Keith Sutherland's penetrating critique of Thomas Metzinger illustrates the confusions one can get into by using pre-computational ideas.I have to confess that Pat is right here -- I have no technical knowledge of "post-computational" ideas (although I did edit Computer Abstracts for several years). But let me ask Pat one general question: why do you choose computational theory as the magic bullet to rescue a "bottom-up" theory of perceptual binding? What use is a computer without a program, and if you are using this as your model, it sounds pretty darn top-down to me, with the programmer as good a candidate for the homunculus controlling the system as any I can imagine. Pat clearly acknowledges this: "running software has causal consequences for the hardware . . . they aren't little green men, but they sure make things happen."
There have been many attempts to argue that contemporary models like neural networks and genetic algorithms operate along more "biological" principles. Again, I'm not qualified to comment, but would refer to Sam Salt's Tucson presentation (1996) where he pointed out that the differences are exaggerated -- all programming models ultimately reduce to a series of binary digits going through a Turing Machine. He described the claims of emergent properties attributed to connectionist models as "mystical", comparing them to superstitious cargo cults.

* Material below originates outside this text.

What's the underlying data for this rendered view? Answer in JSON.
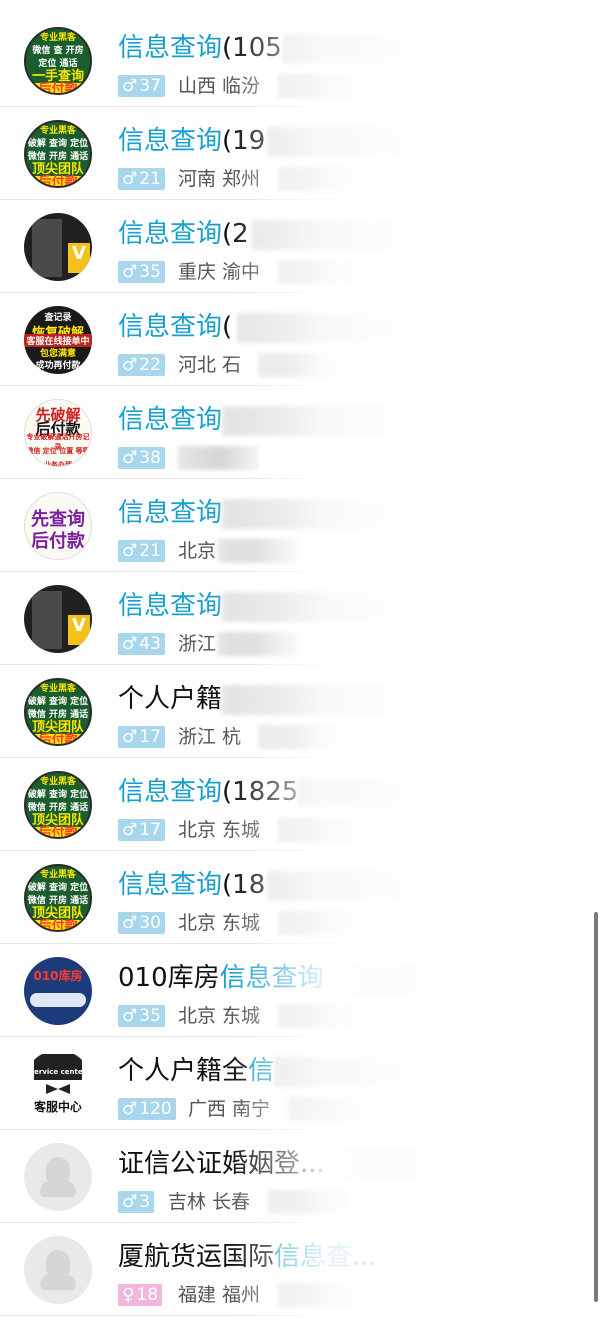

And just why is everyone getting so excited about neural networks? One doesn't need a very long memory to recall a similar euphoria for symbolic AI in the 50's and 60's. So why is it that the same people who rallied to Minsky's McCarthyite attacks on the Perceptron are now all of a sudden converts to the connectionist faith? One is tempted to say that this particular road to Damascus was just the result of the realization that GOFAI was a blind alley. Only time will tell whether the current euphoria for neural nets will have the same half-life. As Winograd (1991) states, "connectionism, like its parent cognitive theory, must be placed in the category of brash unproved hypotheses."
Keith is so clever at these rhetorical tricks! Notice how he has (totally spuriously) linked the view that he is attacking with religion, frowningly hinted at Metzinger's dishonesty at not admitting to mystic inspiration (without actually accusing him of anything, of course); nodded forgivingly in a high-falutin' sort of way, but then spat "dogma" at him like a cat's hiss.Curses -- foiled again! Mea culpa! And here's some instant karma:
Keith argued that the phenomenal self exists and is the agent of free will.No I didn't -- I never mentioned free will! I was just trying to point out that until someone can come up with a good argument as to why the phenomenal self is an illusion then we should stick with our own experience. The burden of proof is with those who, like Metzinger, would seek to deny their own experience. Pat is right to scold me for unwarranted innuendo -- in future I will leave the psychoanalysis of homuphobia and other philosophical maladies to the medical profession.
Winograd, T. (1991) "Thinking Machines: Can there be? Are we?", reprinted in Informatica, 19 (1995), pp. 443-459.
Salt, D.W. (1996) "The mystic lure of neural networks", Tucson conference abstracts, [http://www.zynet.co.uk/tucson.html]